Woodpecker damage!

Final totals were 56 birds of which 46 were new: 5 Blue Tit, 1 Chaffinch, 33 Chiffchaff, 2 Firecrest, 2 Goldcrest, 1 Great spotted Woodpecker, 6 Long-tailed Tit and 6 Wren.

Wednesday 4th November 2020

After two weeks of seemingly endless gales and rain, I managed to squeeze in a morning’s ringing before the next national lockdown starts tomorrow. It was a cold start with the first frost of the autumn and the mist net poles were covered in ice when I arrived, but things gradually warmed up despite a northerly breeze blowing down the valley. Ringing was steady but not very exciting. Crests seem to be thin on the ground this year but at least there were a few Chiffchaffs about, including 3 returning wintering birds – two from 2019 and 1 from 2018. The highlight was five Cetti’s Warblers, four of which were new birds. This brings the year’s total so far up to 22 individuals, which may be a record for SML. I’ll have to check!

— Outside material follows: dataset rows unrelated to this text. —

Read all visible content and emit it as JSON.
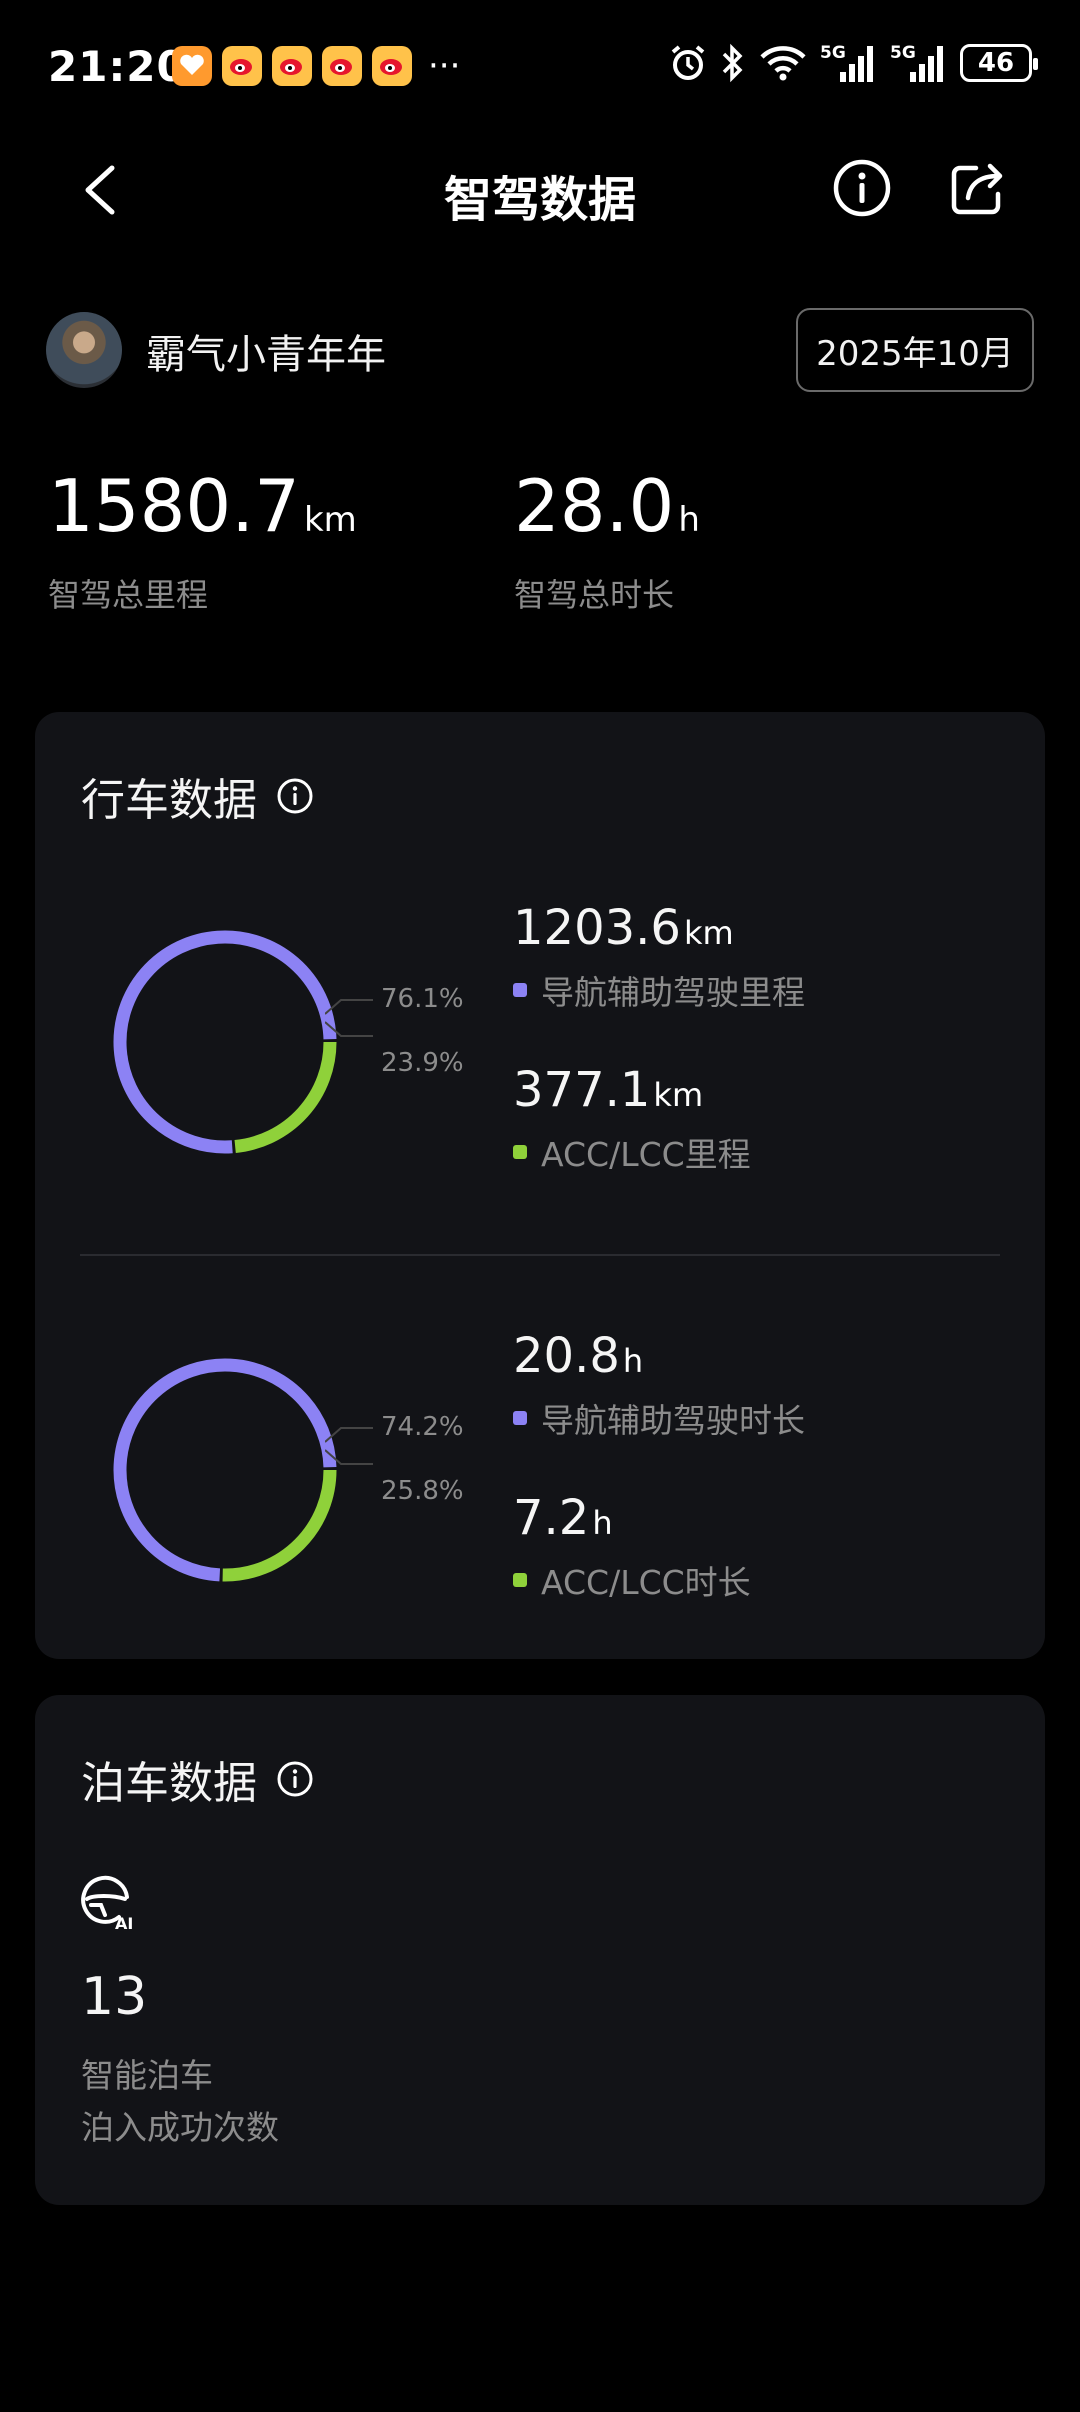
{
  "status_bar": {
    "time": "21:20",
    "more": "···",
    "network_1": "5G",
    "network_2": "5G",
    "battery": "46",
    "icons": [
      "heart-app-icon",
      "weibo-icon",
      "weibo-icon",
      "weibo-icon",
      "weibo-icon",
      "alarm-icon",
      "bluetooth-icon",
      "wifi-icon",
      "signal-icon",
      "signal-icon",
      "battery-icon"
    ]
  },
  "nav": {
    "title": "智驾数据"
  },
  "profile": {
    "username": "霸气小青年年",
    "month": "2025年10月"
  },
  "totals": {
    "mileage_value": "1580.7",
    "mileage_unit": "km",
    "mileage_label": "智驾总里程",
    "duration_value": "28.0",
    "duration_unit": "h",
    "duration_label": "智驾总时长"
  },
  "driving": {
    "title": "行车数据",
    "mileage": {
      "nav_pct": "76.1%",
      "acc_pct": "23.9%",
      "nav_fraction": 0.761,
      "nav_value": "1203.6",
      "nav_unit": "km",
      "nav_label": "导航辅助驾驶里程",
      "acc_value": "377.1",
      "acc_unit": "km",
      "acc_label": "ACC/LCC里程"
    },
    "duration": {
      "nav_pct": "74.2%",
      "acc_pct": "25.8%",
      "nav_fraction": 0.742,
      "nav_value": "20.8",
      "nav_unit": "h",
      "nav_label": "导航辅助驾驶时长",
      "acc_value": "7.2",
      "acc_unit": "h",
      "acc_label": "ACC/LCC时长"
    }
  },
  "parking": {
    "title": "泊车数据",
    "count": "13",
    "label_1": "智能泊车",
    "label_2": "泊入成功次数"
  },
  "colors": {
    "nav_series": "#8c82f4",
    "acc_series": "#8fd13a",
    "background": "#000000",
    "card": "#121317"
  }
}
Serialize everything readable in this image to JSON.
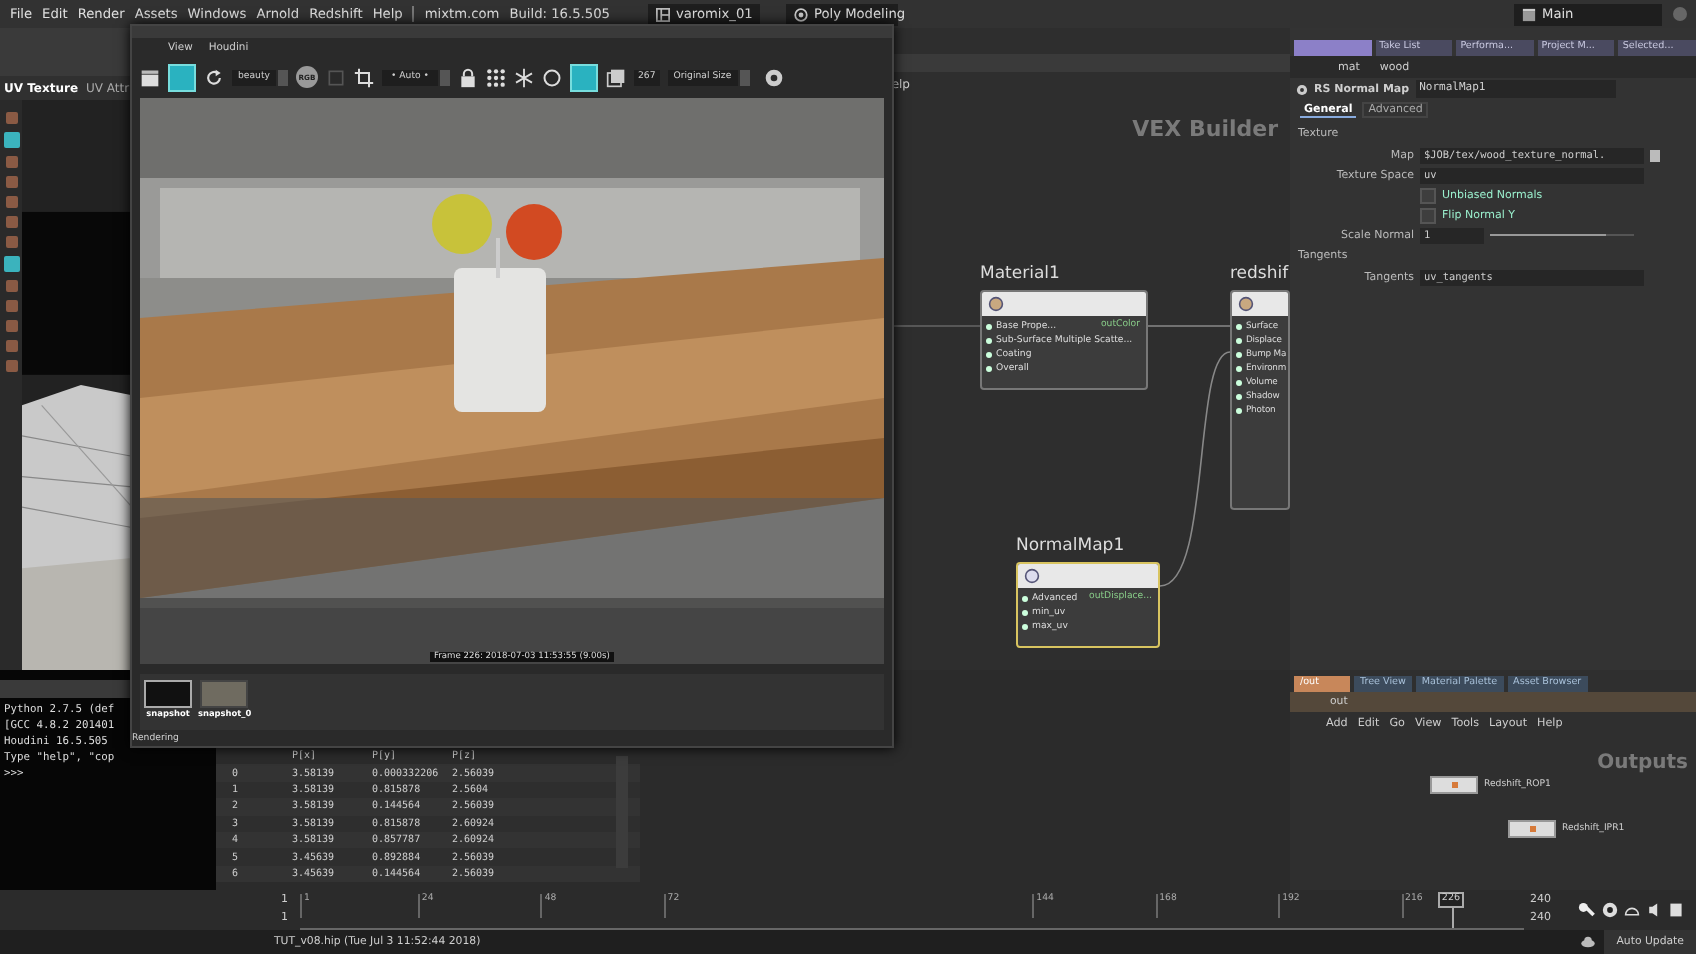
{
  "menubar": {
    "menus": [
      "File",
      "Edit",
      "Render",
      "Assets",
      "Windows",
      "Arnold",
      "Redshift",
      "Help"
    ],
    "site": "mixtm.com",
    "build": "Build: 16.5.505",
    "desktop": "varomix_01",
    "shelf_set": "Poly Modeling",
    "workspace": "Main"
  },
  "scene_viewer": {
    "tabs": [
      {
        "label": "UV Texture",
        "selected": true
      },
      {
        "label": "UV Attr",
        "selected": false
      }
    ]
  },
  "network_editor": {
    "menu_fragment": "elp",
    "context": "VEX Builder",
    "nodes": [
      {
        "name": "Material1",
        "kind": "material",
        "selected": false,
        "inputs": [
          "Base Prope...",
          "Sub-Surface Multiple Scatte...",
          "Coating",
          "Overall"
        ],
        "output": "outColor"
      },
      {
        "name": "redshif",
        "kind": "output",
        "selected": false,
        "inputs": [
          "Surface",
          "Displace",
          "Bump Ma",
          "Environm",
          "Volume",
          "Shadow",
          "Photon"
        ]
      },
      {
        "name": "NormalMap1",
        "kind": "normal_map",
        "selected": true,
        "inputs": [
          "Advanced",
          "min_uv",
          "max_uv"
        ],
        "output": "outDisplace..."
      }
    ]
  },
  "parameter_pane": {
    "tabs": [
      {
        "selected": true
      },
      {
        "label": "Take List",
        "selected": false
      },
      {
        "label": "Performa...",
        "selected": false
      },
      {
        "label": "Project M...",
        "selected": false
      },
      {
        "label": "Selected...",
        "selected": false
      }
    ],
    "path": [
      "mat",
      "wood"
    ],
    "node_type": "RS Normal Map",
    "node_name": "NormalMap1",
    "parm_tabs": [
      {
        "label": "General",
        "selected": true
      },
      {
        "label": "Advanced",
        "selected": false
      }
    ],
    "parameters": [
      {
        "kind": "heading",
        "label": "Texture"
      },
      {
        "kind": "file",
        "label": "Map",
        "value": "$JOB/tex/wood_texture_normal."
      },
      {
        "kind": "text",
        "label": "Texture Space",
        "value": "uv"
      },
      {
        "kind": "toggle",
        "label": "Unbiased Normals",
        "checked": false
      },
      {
        "kind": "toggle",
        "label": "Flip Normal Y",
        "checked": false
      },
      {
        "kind": "slider",
        "label": "Scale Normal",
        "value": "1",
        "level": 0.8
      },
      {
        "kind": "heading",
        "label": "Tangents"
      },
      {
        "kind": "text",
        "label": "Tangents",
        "value": "uv_tangents"
      }
    ]
  },
  "render_view": {
    "menus": [
      "View",
      "Houdini"
    ],
    "aov": "beauty",
    "channel": "RGB",
    "zoom_mode": "• Auto •",
    "size_value": "267",
    "size": "Original Size",
    "caption": "Frame 226: 2018-07-03 11:53:55 (9.00s)",
    "snapshots": [
      {
        "label": "snapshot",
        "selected": true
      },
      {
        "label": "snapshot_0",
        "selected": false
      }
    ],
    "status": "Rendering"
  },
  "python_shell": {
    "lines": [
      "Python 2.7.5 (def",
      "[GCC 4.8.2 201401",
      "Houdini 16.5.505",
      "Type \"help\", \"cop",
      ">>>"
    ]
  },
  "spreadsheet": {
    "columns": [
      "",
      "P[x]",
      "P[y]",
      "P[z]"
    ],
    "rows": [
      [
        "0",
        "3.58139",
        "0.000332206",
        "2.56039"
      ],
      [
        "1",
        "3.58139",
        "0.815878",
        "2.5604"
      ],
      [
        "2",
        "3.58139",
        "0.144564",
        "2.56039"
      ],
      [
        "3",
        "3.58139",
        "0.815878",
        "2.60924"
      ],
      [
        "4",
        "3.58139",
        "0.857787",
        "2.60924"
      ],
      [
        "5",
        "3.45639",
        "0.892884",
        "2.56039"
      ],
      [
        "6",
        "3.45639",
        "0.144564",
        "2.56039"
      ]
    ]
  },
  "output_network": {
    "tabs": [
      {
        "label": "/out",
        "selected": true
      },
      {
        "label": "Tree View",
        "selected": false
      },
      {
        "label": "Material Palette",
        "selected": false
      },
      {
        "label": "Asset Browser",
        "selected": false
      }
    ],
    "path": "out",
    "menus": [
      "Add",
      "Edit",
      "Go",
      "View",
      "Tools",
      "Layout",
      "Help"
    ],
    "context": "Outputs",
    "nodes": [
      {
        "name": "Redshift_ROP1"
      },
      {
        "name": "Redshift_IPR1"
      }
    ]
  },
  "timeline": {
    "start": "1",
    "range_start": "1",
    "ticks": [
      "1",
      "24",
      "48",
      "72",
      "144",
      "168",
      "192",
      "216"
    ],
    "current": "226",
    "end": "240",
    "range_end": "240",
    "level": 0.941
  },
  "status_bar": {
    "file": "TUT_v08.hip (Tue Jul 3 11:52:44 2018)",
    "update_mode": "Auto Update"
  }
}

A couple of Sparrowhawks, which appeared to be hunting as a pair close to Marsh Ride, kept me on my toes, as did a sighting of a stoat scuttling across one of the paths in the same area but my presence kept them away from the nets. Woodpigeons were much in evidence as well with at least a thousand heading south during the morning, together with about 20 Skylark and a couple of Siskins. Final totals were 46 birds of which 29 were new: 1 Blackbird, 4 Blue Tit, 5 Cetti’s Warbler, 15 Chiffchaff, 3 Dunnock, 4 Goldcrest, 2 Great Tit, 1 Great spotted Woodpecker, 2 Long-tailed Tit, 2 Robin, 1 Song Thrush and 6 Wren.